The Quebec government’s plan to abolish school boards is no more.

Education Minister Sebastien Proulx received a standing ovation at Friday’s annual meeting of Quebec’s English boards, which had fought hard against Bill 86, a law which they said would have destroyed a pillar of the community.

“Bill 86 did not respond to the right of the minority in Quebec, nor did it allow your school board to have the functions and controls to ensure student success,” said Proulx. “By putting all the power in the hands of the minister you take away the management of our schools.”

Proulx added that divisions created by the bill were a waste of time and energy and promised a revamped reform bill that would focus on student success.

Among Proulx’s suggestions for the new bill:

  • Make kindergarten available to all 4-year-olds.
  • Make school mandatory until the age of 18-years-old.
  • Review funding for students with learning disabilities.
  • Create a professional association for teachers.

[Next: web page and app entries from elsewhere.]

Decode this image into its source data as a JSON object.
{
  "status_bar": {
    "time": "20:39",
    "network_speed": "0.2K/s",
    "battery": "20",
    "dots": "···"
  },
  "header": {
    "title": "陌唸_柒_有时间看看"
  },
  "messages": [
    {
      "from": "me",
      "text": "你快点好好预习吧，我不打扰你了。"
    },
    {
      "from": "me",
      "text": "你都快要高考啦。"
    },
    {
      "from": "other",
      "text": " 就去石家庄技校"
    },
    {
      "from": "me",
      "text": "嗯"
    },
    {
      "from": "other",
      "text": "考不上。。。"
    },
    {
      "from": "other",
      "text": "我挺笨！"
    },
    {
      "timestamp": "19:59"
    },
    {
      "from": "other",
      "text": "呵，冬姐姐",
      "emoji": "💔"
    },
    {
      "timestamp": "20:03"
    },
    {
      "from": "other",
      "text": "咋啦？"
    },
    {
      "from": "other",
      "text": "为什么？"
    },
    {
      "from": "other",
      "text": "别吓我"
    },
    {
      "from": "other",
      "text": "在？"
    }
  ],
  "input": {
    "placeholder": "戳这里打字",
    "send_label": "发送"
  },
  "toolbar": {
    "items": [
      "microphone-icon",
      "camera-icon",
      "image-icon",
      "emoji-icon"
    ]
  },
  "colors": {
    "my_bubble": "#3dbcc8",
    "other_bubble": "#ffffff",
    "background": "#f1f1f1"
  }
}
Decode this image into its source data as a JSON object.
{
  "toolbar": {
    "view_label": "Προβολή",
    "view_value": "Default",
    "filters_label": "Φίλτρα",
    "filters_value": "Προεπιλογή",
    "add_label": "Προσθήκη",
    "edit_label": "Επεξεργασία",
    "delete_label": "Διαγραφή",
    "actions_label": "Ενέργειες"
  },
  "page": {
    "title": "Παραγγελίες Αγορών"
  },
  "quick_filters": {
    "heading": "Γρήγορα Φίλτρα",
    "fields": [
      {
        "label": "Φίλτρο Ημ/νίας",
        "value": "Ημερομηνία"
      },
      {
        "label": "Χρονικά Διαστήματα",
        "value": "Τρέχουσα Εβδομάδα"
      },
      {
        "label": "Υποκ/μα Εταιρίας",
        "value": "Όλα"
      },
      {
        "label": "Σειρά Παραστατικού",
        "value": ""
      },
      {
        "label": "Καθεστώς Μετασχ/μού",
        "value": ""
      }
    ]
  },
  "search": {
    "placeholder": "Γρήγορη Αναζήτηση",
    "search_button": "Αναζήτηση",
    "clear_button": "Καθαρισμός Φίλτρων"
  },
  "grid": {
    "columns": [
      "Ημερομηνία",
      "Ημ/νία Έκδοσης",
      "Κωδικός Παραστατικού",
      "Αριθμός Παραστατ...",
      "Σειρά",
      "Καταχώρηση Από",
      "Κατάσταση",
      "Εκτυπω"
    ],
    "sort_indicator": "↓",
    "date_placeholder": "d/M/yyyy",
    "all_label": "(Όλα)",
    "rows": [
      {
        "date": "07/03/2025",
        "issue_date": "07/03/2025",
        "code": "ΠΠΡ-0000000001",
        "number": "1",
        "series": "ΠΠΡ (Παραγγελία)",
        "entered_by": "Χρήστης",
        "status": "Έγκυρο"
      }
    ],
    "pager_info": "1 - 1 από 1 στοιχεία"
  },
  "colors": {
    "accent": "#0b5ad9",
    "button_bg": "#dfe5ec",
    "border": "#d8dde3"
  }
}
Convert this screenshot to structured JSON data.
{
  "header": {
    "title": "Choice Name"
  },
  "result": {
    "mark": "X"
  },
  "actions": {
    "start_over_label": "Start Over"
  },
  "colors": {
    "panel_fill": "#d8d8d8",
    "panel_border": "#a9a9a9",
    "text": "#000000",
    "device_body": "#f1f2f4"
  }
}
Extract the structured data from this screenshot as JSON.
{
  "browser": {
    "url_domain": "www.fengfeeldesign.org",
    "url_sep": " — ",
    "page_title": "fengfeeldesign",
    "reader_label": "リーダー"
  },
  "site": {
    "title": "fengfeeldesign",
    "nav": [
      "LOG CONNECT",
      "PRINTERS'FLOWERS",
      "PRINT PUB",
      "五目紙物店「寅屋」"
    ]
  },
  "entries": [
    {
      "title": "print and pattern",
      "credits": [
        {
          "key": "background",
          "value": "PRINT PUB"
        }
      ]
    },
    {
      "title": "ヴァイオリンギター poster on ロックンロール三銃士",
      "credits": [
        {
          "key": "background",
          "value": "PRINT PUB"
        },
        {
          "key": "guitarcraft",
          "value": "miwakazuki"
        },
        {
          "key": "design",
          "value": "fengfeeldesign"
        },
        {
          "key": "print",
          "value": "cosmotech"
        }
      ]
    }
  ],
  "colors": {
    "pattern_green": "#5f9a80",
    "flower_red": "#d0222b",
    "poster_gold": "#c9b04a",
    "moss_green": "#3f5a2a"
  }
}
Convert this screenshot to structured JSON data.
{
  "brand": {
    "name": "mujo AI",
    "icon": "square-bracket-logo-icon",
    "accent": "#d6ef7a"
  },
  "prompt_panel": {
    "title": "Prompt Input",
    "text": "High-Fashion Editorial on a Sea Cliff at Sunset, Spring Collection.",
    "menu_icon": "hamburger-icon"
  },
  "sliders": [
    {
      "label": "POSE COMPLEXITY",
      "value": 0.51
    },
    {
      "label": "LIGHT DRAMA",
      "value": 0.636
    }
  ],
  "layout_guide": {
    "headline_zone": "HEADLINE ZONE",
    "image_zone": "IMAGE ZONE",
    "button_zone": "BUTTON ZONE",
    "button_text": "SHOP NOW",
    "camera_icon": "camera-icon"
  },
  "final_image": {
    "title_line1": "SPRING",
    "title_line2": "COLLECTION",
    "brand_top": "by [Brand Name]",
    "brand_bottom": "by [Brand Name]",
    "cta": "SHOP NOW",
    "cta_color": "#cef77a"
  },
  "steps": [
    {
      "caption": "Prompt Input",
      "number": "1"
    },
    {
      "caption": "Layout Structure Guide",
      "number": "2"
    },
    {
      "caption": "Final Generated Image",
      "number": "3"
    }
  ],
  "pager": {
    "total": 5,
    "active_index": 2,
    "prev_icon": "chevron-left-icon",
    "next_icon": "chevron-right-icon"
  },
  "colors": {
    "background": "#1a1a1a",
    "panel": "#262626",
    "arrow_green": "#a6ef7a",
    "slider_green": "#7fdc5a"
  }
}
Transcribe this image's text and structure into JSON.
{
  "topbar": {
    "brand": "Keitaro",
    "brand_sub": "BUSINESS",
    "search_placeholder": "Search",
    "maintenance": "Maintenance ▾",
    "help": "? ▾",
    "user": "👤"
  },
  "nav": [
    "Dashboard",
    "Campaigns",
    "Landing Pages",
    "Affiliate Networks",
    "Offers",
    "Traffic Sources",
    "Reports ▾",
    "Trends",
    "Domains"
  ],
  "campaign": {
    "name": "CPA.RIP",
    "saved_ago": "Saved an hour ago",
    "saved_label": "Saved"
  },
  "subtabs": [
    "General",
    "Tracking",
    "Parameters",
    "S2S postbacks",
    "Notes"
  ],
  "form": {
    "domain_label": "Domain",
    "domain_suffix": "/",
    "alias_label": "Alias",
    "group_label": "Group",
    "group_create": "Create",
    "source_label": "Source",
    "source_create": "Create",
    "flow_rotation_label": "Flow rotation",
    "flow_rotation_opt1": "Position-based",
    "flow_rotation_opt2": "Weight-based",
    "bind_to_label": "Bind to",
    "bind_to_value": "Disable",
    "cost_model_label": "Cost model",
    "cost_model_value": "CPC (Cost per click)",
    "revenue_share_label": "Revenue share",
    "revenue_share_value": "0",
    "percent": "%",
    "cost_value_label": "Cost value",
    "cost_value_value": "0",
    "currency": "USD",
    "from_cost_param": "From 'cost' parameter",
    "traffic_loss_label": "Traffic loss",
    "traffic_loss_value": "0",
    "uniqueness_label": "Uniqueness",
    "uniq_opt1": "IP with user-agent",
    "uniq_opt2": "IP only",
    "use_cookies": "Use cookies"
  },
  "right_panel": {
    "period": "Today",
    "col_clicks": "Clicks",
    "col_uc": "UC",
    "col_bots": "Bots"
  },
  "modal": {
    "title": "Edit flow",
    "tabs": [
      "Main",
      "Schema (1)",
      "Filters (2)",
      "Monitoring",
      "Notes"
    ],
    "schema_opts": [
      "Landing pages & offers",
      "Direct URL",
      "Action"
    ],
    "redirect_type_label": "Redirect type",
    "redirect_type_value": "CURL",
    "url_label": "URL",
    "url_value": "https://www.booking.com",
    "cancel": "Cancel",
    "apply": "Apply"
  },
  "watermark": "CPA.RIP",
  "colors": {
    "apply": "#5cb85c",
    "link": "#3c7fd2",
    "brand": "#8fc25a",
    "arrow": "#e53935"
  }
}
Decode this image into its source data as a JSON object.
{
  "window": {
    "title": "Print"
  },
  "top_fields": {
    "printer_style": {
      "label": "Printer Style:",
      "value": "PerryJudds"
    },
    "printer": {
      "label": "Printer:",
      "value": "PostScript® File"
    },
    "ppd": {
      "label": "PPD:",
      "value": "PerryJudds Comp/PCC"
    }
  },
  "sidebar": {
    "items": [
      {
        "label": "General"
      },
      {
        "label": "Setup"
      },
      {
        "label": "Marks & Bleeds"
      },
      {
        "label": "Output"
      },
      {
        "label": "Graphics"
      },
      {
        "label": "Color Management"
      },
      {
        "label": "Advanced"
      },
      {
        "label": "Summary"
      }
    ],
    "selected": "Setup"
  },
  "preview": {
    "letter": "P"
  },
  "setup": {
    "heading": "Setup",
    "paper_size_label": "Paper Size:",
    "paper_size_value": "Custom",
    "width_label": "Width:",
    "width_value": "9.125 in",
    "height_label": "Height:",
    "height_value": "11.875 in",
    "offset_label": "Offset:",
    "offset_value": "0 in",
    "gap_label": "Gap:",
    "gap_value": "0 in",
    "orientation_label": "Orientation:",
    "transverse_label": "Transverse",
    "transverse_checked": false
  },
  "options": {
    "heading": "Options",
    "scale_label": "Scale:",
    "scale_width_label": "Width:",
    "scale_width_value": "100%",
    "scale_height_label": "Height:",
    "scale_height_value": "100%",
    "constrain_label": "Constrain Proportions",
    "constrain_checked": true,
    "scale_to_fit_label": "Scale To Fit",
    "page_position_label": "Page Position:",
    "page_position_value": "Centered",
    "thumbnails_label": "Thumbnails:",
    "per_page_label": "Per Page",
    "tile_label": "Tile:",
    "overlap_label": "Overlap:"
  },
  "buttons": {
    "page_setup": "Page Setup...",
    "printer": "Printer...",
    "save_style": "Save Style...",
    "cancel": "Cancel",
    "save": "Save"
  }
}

Under Proulx’s proposed plan, school boards would have discretionary powers with their budgets and school board elections could be moved online, a move which would cut costs and hopefully boost voter turnout.

Parent groups welcomed Proulx’s announcement.

“Parents will actually be given a vote on the council of a schoolboard,” Parents for a Democratic EMSB spokesperson Andrew Ross. “That’s crucial. That’s something we don’t have right now. What we’re also hearing is that power will also be decentralized to governing boards, so that the people on the ground will also be able to make decisions.”

On Friday evening, Premier Philippe Couillard is expected to give a speech focusing on education to a gathering of Liberals in Drummondville.